The message is clear: as well as being an absolute requirement for government works, the Level 2 mandate has to be complied with, across all stakeholders, before we can even consider introducing Level 3.– David Jellings, BIMObject UK
Before we tackle Level 3 BIM, we need to master Level 2 and provide a single source of truth, says David Jellings, managing director of BIMObject UK.
The plethora of Level 3 BIM conferences undoubtedly confirms its status as a hot topic. However, mindful of the need to make sure we are not attempting to run before we can walk, at least two things need to happen before Level 3 BIM can succeed.
Level 2 BIM must be mastered and correctly implemented. We must be able to provide a single source of truth.
It seems reasonable to assume that mastering Level 2 is obvious. However, having had discussions in the context of Level 3 with many industry players, from new entrants to advanced practitioners, I find that often, the importance of Level 2 is not fully understood.
The deadline for mandatory Level 2 BIM has long been and gone, with barely a murmur from a normally vociferous industry. It’s almost as if it never happened.
Could this be because the industry believes we have already achieved PAS 1192 and therefore all we need to do now is wait? Or could it be that by keeping heads below the parapet, it may go away?
Whatever the reasons, we must get Level 2 right before we can contemplate implementing Level 3. This is because the latter will necessitate the sharing of defined data outputs with many other bodies and the whole point of the former is to create that data in a consistent and defined manner. To do anything else means we are not performing at Level 2.
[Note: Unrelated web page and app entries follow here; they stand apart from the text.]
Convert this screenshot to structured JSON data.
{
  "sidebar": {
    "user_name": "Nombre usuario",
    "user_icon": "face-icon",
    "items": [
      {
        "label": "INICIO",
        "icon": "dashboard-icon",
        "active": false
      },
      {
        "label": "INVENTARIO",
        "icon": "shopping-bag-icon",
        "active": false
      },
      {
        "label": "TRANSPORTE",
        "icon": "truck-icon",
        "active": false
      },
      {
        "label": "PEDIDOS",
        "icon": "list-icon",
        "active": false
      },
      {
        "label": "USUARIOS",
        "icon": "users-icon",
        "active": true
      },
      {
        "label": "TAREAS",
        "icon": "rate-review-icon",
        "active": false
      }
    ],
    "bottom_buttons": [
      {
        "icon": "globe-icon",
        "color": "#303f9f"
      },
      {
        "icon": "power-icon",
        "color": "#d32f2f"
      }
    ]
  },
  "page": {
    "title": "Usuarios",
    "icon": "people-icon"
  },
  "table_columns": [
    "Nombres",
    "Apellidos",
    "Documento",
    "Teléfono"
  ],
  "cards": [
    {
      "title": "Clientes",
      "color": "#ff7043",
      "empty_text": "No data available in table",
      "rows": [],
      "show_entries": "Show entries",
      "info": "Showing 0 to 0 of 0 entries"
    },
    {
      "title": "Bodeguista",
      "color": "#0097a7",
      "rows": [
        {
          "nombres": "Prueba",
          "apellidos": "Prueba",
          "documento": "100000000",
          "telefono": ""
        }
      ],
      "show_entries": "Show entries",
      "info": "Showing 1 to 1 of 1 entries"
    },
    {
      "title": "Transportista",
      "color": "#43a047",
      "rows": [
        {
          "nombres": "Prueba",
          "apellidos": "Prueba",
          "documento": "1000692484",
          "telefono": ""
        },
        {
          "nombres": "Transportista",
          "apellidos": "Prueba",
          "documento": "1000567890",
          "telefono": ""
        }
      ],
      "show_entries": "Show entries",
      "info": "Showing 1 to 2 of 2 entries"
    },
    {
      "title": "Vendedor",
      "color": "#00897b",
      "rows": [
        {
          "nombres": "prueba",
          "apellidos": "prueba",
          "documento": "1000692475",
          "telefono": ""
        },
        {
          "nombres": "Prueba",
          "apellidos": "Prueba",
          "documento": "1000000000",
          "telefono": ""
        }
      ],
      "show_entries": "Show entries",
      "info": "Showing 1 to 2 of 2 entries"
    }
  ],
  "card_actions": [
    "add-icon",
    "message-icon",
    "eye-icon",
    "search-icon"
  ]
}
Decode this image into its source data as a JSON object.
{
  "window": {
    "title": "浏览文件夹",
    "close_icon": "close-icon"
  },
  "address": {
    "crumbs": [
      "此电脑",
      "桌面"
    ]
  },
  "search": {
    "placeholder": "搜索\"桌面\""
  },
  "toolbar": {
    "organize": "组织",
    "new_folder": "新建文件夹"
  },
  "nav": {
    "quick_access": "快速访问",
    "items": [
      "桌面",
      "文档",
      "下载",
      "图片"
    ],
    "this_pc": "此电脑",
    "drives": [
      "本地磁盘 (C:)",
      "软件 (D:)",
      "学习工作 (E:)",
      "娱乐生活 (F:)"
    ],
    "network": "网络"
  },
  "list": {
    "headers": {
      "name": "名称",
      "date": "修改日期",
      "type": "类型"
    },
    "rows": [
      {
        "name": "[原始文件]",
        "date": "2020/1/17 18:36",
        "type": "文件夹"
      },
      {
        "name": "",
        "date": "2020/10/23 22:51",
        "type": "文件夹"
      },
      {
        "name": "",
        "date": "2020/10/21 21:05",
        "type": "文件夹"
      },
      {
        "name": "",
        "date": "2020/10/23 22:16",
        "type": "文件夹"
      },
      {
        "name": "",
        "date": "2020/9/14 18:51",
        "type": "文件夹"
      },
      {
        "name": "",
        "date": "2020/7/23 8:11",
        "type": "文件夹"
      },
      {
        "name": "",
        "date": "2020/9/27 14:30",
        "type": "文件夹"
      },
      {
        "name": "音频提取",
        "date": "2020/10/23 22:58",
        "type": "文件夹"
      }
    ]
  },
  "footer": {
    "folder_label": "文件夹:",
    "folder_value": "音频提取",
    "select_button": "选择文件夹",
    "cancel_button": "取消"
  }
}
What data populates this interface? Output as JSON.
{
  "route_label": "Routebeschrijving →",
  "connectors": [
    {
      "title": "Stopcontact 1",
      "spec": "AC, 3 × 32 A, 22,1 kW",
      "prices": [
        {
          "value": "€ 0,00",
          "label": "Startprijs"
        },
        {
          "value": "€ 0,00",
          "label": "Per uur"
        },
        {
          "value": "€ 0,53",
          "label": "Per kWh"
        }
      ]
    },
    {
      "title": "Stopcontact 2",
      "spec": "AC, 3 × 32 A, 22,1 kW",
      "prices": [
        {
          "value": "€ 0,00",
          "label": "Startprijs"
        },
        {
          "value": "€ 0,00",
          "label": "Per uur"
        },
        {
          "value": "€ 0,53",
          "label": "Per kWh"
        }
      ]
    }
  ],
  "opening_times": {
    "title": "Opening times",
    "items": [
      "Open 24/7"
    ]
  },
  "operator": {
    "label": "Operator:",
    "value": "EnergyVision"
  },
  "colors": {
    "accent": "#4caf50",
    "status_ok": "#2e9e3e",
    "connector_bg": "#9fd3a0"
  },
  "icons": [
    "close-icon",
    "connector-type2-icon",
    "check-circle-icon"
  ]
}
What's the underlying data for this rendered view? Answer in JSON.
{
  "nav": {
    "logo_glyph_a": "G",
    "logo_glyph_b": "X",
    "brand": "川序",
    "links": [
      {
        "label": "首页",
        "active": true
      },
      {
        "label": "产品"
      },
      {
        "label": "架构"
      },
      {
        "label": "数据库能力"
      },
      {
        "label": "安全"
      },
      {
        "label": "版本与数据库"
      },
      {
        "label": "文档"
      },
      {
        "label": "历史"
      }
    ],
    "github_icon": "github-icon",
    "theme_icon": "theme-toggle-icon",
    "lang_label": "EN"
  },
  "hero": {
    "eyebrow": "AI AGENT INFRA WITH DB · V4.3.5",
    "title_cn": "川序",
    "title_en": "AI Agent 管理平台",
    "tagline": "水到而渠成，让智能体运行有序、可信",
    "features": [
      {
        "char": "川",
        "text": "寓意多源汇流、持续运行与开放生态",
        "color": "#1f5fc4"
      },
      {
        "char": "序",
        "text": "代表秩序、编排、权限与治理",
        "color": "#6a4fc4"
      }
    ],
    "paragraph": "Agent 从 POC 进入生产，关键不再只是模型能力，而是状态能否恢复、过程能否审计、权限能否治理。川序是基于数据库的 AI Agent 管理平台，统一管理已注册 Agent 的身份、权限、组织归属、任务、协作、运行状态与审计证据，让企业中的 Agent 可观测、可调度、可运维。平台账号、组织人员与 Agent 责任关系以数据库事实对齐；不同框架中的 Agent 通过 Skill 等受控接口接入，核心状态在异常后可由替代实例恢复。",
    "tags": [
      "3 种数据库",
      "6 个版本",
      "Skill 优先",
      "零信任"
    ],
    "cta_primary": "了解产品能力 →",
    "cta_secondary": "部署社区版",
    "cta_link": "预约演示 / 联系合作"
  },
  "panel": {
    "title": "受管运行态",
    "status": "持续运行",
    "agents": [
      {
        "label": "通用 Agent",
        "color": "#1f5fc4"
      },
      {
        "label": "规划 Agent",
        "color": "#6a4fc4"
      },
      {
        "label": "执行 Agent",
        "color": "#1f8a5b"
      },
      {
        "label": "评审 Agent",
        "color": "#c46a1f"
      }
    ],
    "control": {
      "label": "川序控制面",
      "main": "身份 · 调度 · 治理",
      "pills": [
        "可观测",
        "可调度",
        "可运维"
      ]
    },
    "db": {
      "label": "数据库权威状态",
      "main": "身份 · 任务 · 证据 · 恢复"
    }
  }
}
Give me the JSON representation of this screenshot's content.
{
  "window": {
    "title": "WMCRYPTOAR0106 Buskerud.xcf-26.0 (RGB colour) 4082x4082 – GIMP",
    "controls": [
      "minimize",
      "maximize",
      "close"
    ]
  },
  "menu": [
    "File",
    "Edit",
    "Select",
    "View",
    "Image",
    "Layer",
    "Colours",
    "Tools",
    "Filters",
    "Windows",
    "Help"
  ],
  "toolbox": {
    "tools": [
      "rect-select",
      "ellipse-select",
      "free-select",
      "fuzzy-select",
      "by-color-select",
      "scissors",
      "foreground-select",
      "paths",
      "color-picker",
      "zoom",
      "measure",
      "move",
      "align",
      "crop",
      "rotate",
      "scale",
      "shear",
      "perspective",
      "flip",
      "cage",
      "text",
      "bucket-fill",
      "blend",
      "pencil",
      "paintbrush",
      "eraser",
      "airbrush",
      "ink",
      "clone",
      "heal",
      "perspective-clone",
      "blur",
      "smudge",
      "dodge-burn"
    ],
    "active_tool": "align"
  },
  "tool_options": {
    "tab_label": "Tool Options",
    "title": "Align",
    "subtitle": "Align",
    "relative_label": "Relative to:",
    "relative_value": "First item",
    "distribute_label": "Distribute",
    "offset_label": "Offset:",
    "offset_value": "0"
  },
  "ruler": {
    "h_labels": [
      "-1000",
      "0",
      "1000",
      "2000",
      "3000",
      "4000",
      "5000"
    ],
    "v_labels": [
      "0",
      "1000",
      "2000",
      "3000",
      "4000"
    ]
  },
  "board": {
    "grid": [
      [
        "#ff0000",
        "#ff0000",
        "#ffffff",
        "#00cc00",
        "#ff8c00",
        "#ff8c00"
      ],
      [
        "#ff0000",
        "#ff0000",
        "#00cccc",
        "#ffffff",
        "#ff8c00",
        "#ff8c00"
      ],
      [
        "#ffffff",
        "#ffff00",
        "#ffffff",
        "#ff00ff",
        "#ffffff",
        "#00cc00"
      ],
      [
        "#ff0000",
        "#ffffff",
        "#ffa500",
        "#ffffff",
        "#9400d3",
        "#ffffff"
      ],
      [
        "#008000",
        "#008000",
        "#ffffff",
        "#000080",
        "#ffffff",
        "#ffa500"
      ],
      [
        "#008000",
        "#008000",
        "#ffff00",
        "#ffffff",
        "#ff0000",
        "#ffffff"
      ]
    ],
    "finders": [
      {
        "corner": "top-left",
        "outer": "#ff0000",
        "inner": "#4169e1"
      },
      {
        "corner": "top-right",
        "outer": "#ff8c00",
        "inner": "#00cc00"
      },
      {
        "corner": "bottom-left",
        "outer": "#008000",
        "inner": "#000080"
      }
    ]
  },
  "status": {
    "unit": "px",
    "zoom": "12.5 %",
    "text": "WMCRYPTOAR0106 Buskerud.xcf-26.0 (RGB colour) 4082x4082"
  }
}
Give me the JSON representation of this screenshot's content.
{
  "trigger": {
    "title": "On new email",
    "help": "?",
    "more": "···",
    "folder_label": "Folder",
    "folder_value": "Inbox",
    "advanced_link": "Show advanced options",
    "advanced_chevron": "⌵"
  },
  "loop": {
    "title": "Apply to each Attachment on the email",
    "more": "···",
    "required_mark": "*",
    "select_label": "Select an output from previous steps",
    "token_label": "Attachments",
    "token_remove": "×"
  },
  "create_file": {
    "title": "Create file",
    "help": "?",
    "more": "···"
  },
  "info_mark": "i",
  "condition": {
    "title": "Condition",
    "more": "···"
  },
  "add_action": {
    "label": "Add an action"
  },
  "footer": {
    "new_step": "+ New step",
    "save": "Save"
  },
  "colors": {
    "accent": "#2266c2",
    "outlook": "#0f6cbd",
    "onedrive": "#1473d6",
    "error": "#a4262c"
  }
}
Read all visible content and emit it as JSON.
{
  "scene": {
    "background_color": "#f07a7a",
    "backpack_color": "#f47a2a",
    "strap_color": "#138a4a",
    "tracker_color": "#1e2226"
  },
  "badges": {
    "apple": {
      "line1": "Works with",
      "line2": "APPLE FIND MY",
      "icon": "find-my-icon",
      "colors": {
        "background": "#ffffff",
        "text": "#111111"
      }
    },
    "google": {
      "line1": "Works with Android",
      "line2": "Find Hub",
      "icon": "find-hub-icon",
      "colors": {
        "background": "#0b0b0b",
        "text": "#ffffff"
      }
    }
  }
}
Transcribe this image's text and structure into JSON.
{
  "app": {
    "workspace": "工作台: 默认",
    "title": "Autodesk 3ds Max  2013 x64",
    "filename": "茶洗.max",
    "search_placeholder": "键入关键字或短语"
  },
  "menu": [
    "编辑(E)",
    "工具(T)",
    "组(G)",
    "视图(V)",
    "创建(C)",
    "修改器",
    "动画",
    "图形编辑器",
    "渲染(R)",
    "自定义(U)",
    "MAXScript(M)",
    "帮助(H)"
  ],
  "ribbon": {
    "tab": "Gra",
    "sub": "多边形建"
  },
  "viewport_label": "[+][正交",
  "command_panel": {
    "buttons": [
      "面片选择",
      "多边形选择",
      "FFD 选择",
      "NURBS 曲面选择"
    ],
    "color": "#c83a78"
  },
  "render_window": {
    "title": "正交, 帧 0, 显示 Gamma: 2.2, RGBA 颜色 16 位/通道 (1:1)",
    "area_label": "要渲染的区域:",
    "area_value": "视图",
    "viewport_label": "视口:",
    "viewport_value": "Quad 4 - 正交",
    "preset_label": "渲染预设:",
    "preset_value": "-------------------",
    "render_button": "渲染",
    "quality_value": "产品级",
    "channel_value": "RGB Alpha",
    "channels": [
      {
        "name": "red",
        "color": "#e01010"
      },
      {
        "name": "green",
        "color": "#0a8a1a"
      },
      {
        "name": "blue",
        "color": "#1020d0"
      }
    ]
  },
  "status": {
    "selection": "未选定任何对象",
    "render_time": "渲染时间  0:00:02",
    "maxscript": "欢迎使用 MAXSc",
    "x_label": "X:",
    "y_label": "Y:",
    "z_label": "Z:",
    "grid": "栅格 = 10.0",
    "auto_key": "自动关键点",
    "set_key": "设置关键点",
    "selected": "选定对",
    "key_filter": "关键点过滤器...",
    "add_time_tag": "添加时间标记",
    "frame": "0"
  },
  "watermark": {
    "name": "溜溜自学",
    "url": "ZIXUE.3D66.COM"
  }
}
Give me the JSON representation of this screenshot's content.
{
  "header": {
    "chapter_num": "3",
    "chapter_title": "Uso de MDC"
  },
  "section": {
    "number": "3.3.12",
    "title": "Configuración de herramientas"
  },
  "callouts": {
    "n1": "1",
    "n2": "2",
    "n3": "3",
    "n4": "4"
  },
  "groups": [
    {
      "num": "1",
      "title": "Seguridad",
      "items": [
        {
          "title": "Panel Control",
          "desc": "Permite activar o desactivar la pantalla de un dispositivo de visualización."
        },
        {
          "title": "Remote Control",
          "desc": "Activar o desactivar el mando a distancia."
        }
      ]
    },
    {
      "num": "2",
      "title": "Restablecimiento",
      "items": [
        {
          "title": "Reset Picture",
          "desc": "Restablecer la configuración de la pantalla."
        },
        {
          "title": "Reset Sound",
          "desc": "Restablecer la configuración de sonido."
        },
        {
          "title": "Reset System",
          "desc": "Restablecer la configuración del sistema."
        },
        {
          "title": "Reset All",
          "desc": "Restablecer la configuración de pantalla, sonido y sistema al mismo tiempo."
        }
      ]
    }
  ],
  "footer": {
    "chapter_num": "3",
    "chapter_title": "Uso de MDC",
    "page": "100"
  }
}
A key requirement of this process is the ability to define, select and model the components that are used to assemble the finished construction, whether they be simple objects like furnishing and finishes, or more complex assemblies such as walls, ductwork or systems. In the BIM world, they are all important. Level 2 provides the framework to ensure that they are correctly represented in the model.
So the message is clear: as well as being an absolute requirement for government works, the Level 2 mandate has to be complied with, across all stakeholders, before we can even consider introducing Level 3.
The importance of a single source of truth
In information systems design and theory, single source of truth (SSOT), is the practice of structuring information models and associated data such that every data element is stored exactly once.
In practice this means that there is only one repository for any data element – the primary source. Wherever this data is accessed from, the link is always back to this primary source.
The obvious advantage of this practice is that it maintains the consistency of data and prevents the creation of inconsistent duplicates. This applies to pretty much any business process and of course is highly advantageous to the construction process with its large number of stakeholders and diverse supply chain.
When the concept of SSOT is considered as part of wider data sharing (which will be a core deliverable of Level 3 BIM), its importance is even greater. In this process, data will be available outside of the construction supply chain, to many other bodies and industries – utilities, security, transportation and city planning to name but a few. The data supplied will be of no use unless it is consistent and complete: SSOT is a must.
Finally, most importantly, SSOT cannot be achieved using traditional file-based systems, which are difficult to control and easy to manipulate. It must be achieved in an easily accessible environment, which is exactly what the cloud provides.